This case is classic; Isaiah, Jeremiah and a bunch of other prophets experience it as well. They come along with a word from God, and they are hated for it. I just read a bunch of these stories where kings tried to kill Elisha because he didn’t prophesy favourably for them. It also goes back to Balaam.
That’s not all, folks. This pattern of truth-rejection, or replacement (what we might call itchy-ear syndrome) seems to be something all humans hold dearly. Most people would agree that lies are bad. But then most would say that white lies are ok. This is problematic, but I’m not going to comment on when tact becomes deceit. The whole concept of the white lie is founded upon the notion that sometimes, truth is less satisfactory than what we want to hear.
Ok, sure. White lies. They’re a little hazy. So what? Humanity, even in tiny things, is distorted. The truth vs. desire disjuncture is rooted in our nature – we all want to make it about ourselves, to serve ourselves, to satisfy ourselves. Perhaps satiate is a good word; to fill those yearnings for satisfaction with ourselves. It seems like an overstatement, but I think that it gets in the back door far too easily. We prefer to make it about ourselves than about reality.
If you look back to the fall, in fact, then you see the same thing. What convinces Eve (and Adam) to disobey God? In accepting the Serpent’s words, they are accepting a flawed, convoluted message. This message is focused around the people (not God or reality), and tells them something they want to hear. The fall occurs because of itchy-ear syndrome.
At the risk of offending the few atheistic or agnostic readers that have got this far, I think that we see this far too clearly in our culture. People are all about everyone being allowed to choose. In a liberalist climate, nobody likes being told they are wrong, and pluralism is increasingly pervasive. In particular, people dislike it when Christians (or anyone of some faith or strong belief) is outspoken about hard issues. When a Christian viewpoint is put forth that disagrees with mainstream society, it is slammed. When Christians talk about hell, about God’s love, and spiritual warfare, they are treated like loopy Larry.
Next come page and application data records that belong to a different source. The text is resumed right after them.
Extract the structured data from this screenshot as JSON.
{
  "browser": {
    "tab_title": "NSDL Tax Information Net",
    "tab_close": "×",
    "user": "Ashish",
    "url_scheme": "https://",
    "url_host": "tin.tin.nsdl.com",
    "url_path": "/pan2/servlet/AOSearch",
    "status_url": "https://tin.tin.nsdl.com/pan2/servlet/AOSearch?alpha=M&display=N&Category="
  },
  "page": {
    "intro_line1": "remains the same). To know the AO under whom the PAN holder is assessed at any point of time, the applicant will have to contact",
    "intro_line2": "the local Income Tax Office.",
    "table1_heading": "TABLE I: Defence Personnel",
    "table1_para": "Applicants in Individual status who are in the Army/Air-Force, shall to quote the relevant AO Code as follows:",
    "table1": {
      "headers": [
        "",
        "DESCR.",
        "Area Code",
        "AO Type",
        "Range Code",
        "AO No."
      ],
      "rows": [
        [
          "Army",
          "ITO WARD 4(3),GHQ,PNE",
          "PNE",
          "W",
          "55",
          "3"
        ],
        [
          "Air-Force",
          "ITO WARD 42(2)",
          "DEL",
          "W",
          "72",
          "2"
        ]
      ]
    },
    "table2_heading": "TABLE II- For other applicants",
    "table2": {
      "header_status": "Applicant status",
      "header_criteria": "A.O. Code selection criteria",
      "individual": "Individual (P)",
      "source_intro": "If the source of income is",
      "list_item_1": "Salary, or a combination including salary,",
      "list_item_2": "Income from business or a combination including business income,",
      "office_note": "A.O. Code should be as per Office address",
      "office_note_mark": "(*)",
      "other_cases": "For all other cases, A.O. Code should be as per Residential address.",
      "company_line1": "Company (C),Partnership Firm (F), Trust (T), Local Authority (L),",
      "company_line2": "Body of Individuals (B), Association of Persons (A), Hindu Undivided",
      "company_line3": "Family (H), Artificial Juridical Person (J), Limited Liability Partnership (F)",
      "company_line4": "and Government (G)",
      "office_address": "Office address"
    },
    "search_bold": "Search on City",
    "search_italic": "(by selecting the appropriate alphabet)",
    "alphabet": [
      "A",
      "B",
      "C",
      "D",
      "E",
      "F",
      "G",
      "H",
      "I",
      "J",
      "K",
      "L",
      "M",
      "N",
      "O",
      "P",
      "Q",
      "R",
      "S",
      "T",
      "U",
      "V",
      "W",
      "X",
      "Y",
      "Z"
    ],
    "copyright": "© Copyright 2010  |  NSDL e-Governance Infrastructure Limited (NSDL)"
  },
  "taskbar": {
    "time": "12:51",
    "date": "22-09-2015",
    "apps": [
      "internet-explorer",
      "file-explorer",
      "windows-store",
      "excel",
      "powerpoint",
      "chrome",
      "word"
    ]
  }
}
People tend to take offence to either the message or the idea of a message in the first place.
Basically, itchy-ear syndrome supports hedonism and materialism (both in the sense of accruing goods etc and in the sense of scientific materialism or naturalism). It may not be as simple as following the prophet who preaches of “wine and strong drink.” In an increasing number of cases it seems to be. But it may be someone whose ears itch to hear that science is the only worthwhile type of knowledge garnering. It may be someone whose ears itch to hear that religious people are inconsistent, hypocritical, blinkered or even evil.
Regardless, we need to make sure we stick to the truth, not what we want to hear.
“Rather than love, than money, than fame, give me truth.” – Thoreau, Walden
“Stand, therefore, having fastened on the belt of truth.” – the Apostle Paul, in Ephesians 6:14